Beyond gleaning what is already growing, Mayne asks residents to grow some food.
“Grow something at home that you eat at your house and you break that cycle. Start thinking about buying food in your local community, and then you’re eliminating the need for it to be packaged in plastic and brought to you, and talk to your neighbors about their trees. You will be shocked and amazed at how much they want you to take their food … there’s a lot of beautiful food out there, and people need help and we want to help them. I could use more people helping me with my lofty quest for everybody to eat free and for everybody to understand that food grows on trees.”
Music credits in order of appearance as reported through the Public Radio Exchange:
Album: Safe in the Steep Cliffs
Label: Loci Records
Song: D Song
Album: Dial “M” for Monkey
Label: Ninja Tune
Album: Animal Magic
Label: Tru Thoughts
Artist: Boards of Canada
Label: Warp Records
Artist: Boards of Canada
Album: Music Has the Right to Children
Label: Warp Records
Song: State Troopers (Part 1) (Album Version)
Album: When I was born for the 7th Time
Label: Warner Records
Artist: Floating Stone
Album: Arcos Third Eye
Label: Netmusiczone Records
Album: Black Sands
Label: Ninja Tune
Song: Planet X [Dark Underground Mix]

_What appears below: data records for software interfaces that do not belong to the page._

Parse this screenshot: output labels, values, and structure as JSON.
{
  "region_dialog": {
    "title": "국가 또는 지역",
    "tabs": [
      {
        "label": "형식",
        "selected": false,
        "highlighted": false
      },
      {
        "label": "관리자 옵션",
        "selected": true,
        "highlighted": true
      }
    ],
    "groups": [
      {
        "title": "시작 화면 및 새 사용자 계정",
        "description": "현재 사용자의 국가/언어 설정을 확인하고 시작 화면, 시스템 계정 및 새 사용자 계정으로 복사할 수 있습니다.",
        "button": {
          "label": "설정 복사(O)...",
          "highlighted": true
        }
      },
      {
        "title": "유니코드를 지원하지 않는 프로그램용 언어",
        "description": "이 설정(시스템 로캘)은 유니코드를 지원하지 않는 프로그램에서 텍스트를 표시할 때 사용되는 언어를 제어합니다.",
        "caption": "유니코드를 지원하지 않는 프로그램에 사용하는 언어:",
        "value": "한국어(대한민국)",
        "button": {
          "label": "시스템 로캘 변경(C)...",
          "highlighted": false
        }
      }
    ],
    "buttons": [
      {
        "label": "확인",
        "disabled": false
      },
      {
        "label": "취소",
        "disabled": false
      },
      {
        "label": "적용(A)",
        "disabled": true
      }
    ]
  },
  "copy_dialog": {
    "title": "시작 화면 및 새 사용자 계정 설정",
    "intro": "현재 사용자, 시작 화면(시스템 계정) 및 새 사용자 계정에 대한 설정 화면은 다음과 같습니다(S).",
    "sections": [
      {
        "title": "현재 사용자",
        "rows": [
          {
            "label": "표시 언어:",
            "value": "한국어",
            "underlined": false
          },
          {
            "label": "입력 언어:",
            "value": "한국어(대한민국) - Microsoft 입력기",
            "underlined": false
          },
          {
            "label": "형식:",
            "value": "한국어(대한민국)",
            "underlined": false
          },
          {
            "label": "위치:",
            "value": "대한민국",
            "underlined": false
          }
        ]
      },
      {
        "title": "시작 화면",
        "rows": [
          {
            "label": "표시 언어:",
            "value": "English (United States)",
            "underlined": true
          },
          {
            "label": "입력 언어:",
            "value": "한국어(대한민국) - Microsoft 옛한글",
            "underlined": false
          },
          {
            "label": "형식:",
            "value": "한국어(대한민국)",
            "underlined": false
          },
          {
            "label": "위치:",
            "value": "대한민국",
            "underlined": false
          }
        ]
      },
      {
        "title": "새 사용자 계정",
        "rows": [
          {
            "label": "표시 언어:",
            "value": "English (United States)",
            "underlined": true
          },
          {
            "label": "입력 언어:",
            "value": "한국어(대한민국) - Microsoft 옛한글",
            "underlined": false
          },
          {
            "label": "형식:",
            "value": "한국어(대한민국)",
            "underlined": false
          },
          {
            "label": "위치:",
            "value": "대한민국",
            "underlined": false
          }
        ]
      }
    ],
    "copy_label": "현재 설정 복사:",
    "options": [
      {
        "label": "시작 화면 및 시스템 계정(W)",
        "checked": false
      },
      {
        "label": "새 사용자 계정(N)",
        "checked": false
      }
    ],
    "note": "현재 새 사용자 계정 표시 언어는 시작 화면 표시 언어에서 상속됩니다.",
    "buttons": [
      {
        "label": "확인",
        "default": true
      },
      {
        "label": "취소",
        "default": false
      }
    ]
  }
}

Artist: Floating Stone
Album: Arcos Third Eye
Label: Netmusiczone Records
Song: Sefi Ramirez
Album: White Monkey